From the moment a customer is entered into the CRM as a contact, everything can run seamlessly with the PSA.
4. PSA Generates Revenue
Professional services automation systems are particularly helpful for generating revenue, for a few reasons. If you have billable hours or services and you’re using a Configure-Price-Quote (CPQ) system, having a PSA system to help you adjust profitability, margin, bookings, and revenue on the fly can lead to easier and greater revenue increases.
Additionally, SPI Research recently conducted an ROI study on professional services automation. The results found that a $200,000 investment in software and implementation could lead to nearly $23 million in increased revenue and reduced costs, based on a firm of 172 people — an ROI of 115 times the initial investment.
5. PSA Includes Many Other Modules Beyond Project Management
Professional services automation isn’t just different from project management — it encompasses it. But PSA also encompasses many other services and modules. This includes (but is not limited to) time entry, billing, invoicing, CPQ, proposals, document management, expense tracking, calendar management, revenue recognition, forecasting, and customer communities.
Because PSA includes so many more options than just project management, it’s capable of replacing many more systems than just PM.
Conclusion: PSA Is an End-to-End Service Delivery Solution
The right PSA system for your organization can provide or replace a PM-only tool while providing many additional solutions for your business. And because all of these tools work together within one PSA, everyone at your organization will have greater access to your customers’ information.

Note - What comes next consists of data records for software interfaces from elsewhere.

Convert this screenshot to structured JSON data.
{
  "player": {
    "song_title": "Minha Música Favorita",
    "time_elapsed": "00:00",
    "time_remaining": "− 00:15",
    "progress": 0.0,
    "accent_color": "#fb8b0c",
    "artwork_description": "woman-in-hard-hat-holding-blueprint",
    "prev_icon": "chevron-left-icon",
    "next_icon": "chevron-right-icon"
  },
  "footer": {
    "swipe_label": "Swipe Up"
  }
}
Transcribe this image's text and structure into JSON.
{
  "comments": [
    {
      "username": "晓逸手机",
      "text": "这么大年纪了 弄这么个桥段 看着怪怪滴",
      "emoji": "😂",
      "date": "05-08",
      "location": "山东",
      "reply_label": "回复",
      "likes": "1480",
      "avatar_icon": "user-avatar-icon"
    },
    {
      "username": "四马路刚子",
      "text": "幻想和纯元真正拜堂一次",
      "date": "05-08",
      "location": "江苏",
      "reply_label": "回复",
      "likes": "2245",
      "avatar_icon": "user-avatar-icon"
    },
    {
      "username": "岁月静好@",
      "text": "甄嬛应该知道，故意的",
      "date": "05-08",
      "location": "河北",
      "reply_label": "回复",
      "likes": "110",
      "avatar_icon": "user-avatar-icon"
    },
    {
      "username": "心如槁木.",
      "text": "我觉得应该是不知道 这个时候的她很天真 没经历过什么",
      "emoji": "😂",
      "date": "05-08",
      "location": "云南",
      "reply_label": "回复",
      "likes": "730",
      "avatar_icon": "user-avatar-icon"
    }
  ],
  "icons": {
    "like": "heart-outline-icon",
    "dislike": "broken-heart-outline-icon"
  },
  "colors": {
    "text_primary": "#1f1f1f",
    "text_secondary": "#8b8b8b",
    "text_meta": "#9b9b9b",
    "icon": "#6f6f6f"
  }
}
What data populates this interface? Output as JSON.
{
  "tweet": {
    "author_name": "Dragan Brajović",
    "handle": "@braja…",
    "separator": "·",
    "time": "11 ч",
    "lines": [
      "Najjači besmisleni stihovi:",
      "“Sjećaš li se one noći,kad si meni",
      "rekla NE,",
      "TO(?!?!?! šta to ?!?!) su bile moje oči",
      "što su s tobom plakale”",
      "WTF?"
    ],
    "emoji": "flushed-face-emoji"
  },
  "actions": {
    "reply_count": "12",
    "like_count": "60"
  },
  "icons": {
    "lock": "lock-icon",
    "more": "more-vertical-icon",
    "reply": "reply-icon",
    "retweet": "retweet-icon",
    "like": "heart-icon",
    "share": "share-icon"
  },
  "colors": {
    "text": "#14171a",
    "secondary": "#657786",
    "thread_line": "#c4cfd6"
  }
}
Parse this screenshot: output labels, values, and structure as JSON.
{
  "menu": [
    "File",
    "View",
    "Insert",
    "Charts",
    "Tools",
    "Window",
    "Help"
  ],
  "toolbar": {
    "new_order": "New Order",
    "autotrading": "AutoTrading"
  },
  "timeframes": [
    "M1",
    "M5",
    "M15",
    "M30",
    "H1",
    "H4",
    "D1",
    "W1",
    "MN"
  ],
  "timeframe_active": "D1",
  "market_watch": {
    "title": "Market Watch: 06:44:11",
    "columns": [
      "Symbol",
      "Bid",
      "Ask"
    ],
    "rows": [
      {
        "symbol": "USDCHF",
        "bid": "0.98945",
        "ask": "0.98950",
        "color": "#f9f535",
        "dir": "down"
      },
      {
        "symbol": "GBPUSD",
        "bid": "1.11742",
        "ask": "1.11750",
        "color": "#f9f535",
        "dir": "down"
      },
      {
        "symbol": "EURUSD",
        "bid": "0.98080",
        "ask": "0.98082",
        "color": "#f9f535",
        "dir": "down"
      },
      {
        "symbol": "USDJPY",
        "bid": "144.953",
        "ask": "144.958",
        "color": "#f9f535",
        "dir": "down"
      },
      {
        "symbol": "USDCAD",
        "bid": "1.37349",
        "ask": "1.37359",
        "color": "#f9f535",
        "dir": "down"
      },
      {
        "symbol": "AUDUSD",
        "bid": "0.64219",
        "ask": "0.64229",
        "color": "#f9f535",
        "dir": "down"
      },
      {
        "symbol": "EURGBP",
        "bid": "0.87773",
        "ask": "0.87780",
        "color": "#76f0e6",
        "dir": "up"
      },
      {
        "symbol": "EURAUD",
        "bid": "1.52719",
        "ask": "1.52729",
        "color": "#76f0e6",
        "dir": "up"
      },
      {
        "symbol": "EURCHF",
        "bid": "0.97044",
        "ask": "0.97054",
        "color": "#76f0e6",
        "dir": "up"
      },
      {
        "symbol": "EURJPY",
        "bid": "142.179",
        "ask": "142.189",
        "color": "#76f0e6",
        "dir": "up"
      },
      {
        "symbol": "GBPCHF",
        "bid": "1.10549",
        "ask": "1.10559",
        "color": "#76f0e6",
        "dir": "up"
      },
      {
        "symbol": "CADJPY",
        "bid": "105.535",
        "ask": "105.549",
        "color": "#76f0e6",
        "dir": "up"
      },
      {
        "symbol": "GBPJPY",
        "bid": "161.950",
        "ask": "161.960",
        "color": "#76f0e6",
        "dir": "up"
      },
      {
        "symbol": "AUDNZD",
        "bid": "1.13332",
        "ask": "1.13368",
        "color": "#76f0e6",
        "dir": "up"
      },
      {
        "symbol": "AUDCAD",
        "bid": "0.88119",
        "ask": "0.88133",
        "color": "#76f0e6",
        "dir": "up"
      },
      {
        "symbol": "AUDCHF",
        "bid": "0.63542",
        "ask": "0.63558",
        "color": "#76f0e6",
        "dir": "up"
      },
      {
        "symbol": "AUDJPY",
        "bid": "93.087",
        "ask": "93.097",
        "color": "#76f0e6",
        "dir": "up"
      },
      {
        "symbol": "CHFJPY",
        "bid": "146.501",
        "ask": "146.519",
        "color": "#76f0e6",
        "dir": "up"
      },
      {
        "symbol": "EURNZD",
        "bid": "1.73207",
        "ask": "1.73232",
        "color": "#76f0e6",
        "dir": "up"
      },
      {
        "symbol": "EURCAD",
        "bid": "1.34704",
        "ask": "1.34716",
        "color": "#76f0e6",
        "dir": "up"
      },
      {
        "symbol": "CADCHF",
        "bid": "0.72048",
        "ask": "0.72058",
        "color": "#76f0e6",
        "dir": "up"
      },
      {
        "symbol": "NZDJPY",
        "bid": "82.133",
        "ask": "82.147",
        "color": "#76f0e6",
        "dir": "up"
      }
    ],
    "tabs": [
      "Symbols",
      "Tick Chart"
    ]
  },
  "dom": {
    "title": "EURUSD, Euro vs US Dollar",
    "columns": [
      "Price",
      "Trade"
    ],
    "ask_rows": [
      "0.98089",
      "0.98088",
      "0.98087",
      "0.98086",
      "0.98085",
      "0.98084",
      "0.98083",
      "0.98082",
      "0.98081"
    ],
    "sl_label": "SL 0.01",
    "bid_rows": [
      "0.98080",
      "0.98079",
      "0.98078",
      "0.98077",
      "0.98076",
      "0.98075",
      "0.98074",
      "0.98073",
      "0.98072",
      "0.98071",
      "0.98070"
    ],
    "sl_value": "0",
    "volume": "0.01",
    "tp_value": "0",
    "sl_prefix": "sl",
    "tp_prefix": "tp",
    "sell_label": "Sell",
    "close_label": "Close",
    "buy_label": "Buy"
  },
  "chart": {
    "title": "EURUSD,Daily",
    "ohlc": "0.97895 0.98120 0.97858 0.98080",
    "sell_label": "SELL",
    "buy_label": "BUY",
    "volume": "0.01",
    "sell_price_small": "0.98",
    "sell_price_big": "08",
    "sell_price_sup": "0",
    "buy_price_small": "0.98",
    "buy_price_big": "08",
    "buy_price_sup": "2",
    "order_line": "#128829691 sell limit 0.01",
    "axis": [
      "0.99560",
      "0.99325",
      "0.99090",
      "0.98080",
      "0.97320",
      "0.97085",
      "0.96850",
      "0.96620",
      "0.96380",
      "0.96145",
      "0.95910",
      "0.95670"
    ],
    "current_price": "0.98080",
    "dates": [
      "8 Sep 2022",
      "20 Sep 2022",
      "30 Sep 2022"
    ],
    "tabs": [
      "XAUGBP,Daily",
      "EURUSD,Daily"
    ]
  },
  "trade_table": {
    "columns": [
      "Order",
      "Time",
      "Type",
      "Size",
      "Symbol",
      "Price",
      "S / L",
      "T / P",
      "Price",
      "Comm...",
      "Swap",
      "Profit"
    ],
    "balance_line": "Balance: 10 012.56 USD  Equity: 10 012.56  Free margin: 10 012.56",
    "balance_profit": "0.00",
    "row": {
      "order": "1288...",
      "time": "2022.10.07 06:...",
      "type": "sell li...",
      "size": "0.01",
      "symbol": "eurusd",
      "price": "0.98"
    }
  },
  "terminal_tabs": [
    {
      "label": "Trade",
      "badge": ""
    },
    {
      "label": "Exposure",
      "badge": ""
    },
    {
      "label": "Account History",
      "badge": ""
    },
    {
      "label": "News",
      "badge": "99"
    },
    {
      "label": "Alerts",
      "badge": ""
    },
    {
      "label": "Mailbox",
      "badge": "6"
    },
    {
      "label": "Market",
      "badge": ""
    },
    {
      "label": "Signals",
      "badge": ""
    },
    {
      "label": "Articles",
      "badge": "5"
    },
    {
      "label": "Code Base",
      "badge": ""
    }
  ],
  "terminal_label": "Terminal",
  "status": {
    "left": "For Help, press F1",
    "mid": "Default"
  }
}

That means more profitable client engagements, increased customer retention, and more revenue over the life of the customer, just by using the right PSA system.